For most of us, during winter, the days are too short and the sky normally
gets dark around 4 or 5 PM making it seems impossible to kite after work.
Fortunately, the combination of white snow, city lights (and the cloud that
bounce them back) or the moon or star lights makes it possible to kite in
the evening or at night.
Powder snow, moon, star lights and kites, what a combinations!
Photo by Brent
To kite, one needs light to see the kite. Fortunately, the white snow
reflects much of the lights it encounters such that it is often sufficient
to kite at night on snow. The following conditions are best for night
An overcast night near or inside the city
clear, full moon night
snowy night near or inside the city
That's said, kiters have known to night-kite no problem in
other less than ideal lighting conditions.
You can go night kiting on snow using snowboards, skis, snowblades or
telemarkskis.
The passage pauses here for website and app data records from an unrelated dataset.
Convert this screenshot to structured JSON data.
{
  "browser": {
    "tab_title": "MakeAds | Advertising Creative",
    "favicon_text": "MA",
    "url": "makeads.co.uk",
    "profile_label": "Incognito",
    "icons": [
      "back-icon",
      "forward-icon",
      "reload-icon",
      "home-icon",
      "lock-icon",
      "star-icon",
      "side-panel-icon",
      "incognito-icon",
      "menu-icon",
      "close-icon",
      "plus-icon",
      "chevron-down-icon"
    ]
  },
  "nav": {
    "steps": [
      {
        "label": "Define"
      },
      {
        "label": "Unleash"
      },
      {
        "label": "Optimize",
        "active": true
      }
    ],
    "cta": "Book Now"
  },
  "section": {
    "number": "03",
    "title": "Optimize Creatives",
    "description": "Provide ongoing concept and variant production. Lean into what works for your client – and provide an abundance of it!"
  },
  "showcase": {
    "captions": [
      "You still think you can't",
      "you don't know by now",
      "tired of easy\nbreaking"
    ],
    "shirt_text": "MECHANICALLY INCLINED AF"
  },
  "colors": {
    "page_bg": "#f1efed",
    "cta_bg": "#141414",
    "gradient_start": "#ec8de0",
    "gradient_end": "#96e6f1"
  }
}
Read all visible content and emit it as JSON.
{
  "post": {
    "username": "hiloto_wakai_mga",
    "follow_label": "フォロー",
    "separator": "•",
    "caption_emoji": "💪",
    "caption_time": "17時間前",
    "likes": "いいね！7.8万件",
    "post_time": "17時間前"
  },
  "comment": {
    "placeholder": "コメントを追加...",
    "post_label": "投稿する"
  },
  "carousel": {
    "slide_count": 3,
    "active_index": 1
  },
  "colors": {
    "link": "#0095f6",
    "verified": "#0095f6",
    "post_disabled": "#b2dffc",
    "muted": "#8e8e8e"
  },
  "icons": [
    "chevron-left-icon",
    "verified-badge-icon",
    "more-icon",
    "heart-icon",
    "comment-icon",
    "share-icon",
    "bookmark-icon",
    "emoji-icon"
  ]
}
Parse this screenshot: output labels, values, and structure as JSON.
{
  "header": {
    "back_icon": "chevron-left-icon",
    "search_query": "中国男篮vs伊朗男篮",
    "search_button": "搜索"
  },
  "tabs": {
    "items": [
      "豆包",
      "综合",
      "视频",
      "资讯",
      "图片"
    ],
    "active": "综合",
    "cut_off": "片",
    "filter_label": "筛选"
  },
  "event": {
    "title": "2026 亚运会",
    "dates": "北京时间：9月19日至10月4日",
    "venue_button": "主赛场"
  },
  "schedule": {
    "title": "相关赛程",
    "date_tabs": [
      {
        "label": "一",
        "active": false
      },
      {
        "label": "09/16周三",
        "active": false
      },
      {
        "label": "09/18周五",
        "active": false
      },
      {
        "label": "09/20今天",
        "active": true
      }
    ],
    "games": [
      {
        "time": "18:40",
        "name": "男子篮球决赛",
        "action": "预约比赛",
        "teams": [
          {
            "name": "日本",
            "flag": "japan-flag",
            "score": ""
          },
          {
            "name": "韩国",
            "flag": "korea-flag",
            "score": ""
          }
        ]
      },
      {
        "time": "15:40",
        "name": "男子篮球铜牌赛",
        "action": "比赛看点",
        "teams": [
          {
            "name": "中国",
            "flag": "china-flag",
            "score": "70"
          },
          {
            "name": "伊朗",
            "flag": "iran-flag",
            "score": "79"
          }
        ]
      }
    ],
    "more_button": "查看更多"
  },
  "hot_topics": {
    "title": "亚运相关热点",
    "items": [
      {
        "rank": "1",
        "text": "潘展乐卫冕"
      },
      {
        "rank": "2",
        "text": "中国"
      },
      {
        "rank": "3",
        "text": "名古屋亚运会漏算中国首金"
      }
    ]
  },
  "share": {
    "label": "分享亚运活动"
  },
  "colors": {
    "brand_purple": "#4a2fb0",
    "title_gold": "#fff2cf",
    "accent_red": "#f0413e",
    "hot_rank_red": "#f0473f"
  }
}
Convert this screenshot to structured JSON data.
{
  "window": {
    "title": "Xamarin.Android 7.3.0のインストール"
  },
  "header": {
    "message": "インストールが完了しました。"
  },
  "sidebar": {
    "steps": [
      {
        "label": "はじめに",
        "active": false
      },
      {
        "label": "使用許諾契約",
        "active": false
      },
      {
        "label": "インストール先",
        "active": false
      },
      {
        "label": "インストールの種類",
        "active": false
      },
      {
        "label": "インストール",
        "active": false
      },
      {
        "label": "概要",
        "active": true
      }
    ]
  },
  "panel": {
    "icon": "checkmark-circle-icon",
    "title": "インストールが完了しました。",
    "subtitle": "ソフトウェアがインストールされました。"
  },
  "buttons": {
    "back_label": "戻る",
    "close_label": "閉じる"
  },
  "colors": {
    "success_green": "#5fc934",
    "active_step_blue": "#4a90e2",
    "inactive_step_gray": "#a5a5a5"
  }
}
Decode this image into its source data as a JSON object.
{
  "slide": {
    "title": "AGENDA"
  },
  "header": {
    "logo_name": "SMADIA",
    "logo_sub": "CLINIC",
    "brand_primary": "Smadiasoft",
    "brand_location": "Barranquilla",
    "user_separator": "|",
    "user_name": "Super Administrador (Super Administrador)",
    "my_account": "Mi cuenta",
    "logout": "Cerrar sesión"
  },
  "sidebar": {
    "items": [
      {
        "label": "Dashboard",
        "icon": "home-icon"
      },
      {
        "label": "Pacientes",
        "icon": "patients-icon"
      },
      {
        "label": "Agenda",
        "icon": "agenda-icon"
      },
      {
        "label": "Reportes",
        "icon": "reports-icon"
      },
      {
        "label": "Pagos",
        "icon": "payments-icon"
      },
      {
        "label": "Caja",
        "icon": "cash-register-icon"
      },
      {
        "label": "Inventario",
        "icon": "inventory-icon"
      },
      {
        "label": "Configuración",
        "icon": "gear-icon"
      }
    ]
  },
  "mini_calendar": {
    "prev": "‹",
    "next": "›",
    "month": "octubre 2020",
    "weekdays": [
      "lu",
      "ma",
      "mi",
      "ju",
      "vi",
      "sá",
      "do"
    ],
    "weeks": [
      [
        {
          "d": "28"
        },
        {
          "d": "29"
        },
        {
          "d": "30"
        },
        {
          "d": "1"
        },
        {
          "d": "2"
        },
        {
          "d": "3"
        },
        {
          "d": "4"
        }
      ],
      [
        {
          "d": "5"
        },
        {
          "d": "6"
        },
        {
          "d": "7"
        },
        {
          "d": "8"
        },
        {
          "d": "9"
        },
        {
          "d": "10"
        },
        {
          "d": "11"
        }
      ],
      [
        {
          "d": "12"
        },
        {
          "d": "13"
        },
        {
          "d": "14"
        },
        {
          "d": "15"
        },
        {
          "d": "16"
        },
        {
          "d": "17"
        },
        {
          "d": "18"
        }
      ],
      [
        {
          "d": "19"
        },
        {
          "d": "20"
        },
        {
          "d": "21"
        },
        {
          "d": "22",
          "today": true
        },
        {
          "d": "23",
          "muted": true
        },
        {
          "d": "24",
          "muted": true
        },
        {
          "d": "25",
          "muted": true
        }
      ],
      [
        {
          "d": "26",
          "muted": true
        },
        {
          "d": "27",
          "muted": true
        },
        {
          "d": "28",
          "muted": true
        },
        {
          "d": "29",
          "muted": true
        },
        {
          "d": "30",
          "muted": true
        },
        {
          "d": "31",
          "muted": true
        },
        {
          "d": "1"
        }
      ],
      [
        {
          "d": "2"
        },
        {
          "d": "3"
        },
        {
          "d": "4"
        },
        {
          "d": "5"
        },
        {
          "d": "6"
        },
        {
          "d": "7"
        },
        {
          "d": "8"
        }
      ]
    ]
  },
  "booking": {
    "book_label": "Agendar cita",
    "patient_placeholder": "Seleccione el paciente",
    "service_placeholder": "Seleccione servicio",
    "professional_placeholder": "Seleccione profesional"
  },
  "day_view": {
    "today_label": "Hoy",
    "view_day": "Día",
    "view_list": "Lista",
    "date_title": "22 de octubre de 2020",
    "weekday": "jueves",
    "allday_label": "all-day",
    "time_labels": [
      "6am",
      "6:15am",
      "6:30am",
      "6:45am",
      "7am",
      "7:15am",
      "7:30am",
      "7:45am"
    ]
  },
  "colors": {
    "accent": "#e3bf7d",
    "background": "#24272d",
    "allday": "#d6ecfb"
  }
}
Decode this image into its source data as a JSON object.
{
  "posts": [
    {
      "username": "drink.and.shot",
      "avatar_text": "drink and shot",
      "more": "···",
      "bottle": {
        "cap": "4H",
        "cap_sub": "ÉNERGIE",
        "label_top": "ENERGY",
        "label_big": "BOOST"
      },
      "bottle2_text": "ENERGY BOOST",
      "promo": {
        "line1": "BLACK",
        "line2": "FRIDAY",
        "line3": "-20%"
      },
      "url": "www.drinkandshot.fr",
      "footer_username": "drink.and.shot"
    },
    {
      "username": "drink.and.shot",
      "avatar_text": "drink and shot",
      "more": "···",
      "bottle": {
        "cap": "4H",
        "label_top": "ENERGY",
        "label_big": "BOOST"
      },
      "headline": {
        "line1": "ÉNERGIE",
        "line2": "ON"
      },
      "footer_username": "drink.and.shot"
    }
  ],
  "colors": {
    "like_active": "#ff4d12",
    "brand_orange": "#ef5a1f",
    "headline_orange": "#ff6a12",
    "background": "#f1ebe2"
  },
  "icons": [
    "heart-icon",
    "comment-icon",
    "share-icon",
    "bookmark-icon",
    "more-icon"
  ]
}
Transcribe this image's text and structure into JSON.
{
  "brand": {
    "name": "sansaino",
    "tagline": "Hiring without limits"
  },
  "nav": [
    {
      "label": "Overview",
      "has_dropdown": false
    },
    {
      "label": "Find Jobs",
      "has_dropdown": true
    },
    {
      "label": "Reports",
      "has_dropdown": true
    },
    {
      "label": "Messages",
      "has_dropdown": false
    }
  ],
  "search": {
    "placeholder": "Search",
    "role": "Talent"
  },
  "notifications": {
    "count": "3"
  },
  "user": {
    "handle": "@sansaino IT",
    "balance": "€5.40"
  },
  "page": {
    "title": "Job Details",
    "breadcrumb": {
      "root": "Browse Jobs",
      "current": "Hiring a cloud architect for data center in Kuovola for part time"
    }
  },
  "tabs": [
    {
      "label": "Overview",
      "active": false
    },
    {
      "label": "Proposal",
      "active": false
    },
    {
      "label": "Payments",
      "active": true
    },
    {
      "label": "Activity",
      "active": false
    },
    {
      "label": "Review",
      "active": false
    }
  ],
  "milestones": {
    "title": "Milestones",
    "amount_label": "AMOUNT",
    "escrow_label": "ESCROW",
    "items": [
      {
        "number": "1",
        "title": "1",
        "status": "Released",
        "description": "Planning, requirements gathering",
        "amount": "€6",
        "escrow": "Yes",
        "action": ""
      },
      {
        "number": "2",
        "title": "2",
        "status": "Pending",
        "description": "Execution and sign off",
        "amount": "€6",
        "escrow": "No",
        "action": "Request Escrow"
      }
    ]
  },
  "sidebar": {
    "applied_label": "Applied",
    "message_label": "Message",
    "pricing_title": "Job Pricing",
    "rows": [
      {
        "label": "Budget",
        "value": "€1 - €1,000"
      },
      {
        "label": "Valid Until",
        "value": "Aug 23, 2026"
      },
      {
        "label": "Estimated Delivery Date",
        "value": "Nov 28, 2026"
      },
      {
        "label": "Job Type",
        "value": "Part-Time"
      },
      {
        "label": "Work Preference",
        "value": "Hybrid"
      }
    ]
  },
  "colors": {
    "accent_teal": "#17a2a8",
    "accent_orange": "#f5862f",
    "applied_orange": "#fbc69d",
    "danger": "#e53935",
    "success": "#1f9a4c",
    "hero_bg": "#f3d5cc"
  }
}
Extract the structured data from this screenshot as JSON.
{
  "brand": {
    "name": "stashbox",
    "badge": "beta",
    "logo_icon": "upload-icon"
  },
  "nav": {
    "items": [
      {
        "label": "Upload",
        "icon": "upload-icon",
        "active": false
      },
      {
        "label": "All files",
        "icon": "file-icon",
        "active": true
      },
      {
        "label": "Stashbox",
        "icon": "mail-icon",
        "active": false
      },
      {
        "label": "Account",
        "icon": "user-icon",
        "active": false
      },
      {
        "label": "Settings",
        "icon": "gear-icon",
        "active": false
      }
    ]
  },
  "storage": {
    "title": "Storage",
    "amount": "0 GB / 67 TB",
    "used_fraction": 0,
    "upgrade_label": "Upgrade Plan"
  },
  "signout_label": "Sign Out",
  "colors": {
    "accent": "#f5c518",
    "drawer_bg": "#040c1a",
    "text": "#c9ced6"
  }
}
The techniques are the same; the only difference is that
you have less light and your eyes need to adjust to the low light level.
"Go for the moon; if you miss it, you will be among the stars"
Photo by Paul
If you go night kiting with a number of other night-kiters, each one of you
may want to have some headlights or some reflecting band on your helmet to
avoid collision in the dark. This headlight can also be useful when
you need to sort out the lines or look for the equipment in the dark.
Headlight for night kiting (red or white lights)
Toe-down night kiting
Photo by Brent
Except for the lighting condition night kiting techniques are similar to
those of day kiting. The main difference is actually in landing.
As you don't see the "ground" well when landing, it is not easy to land big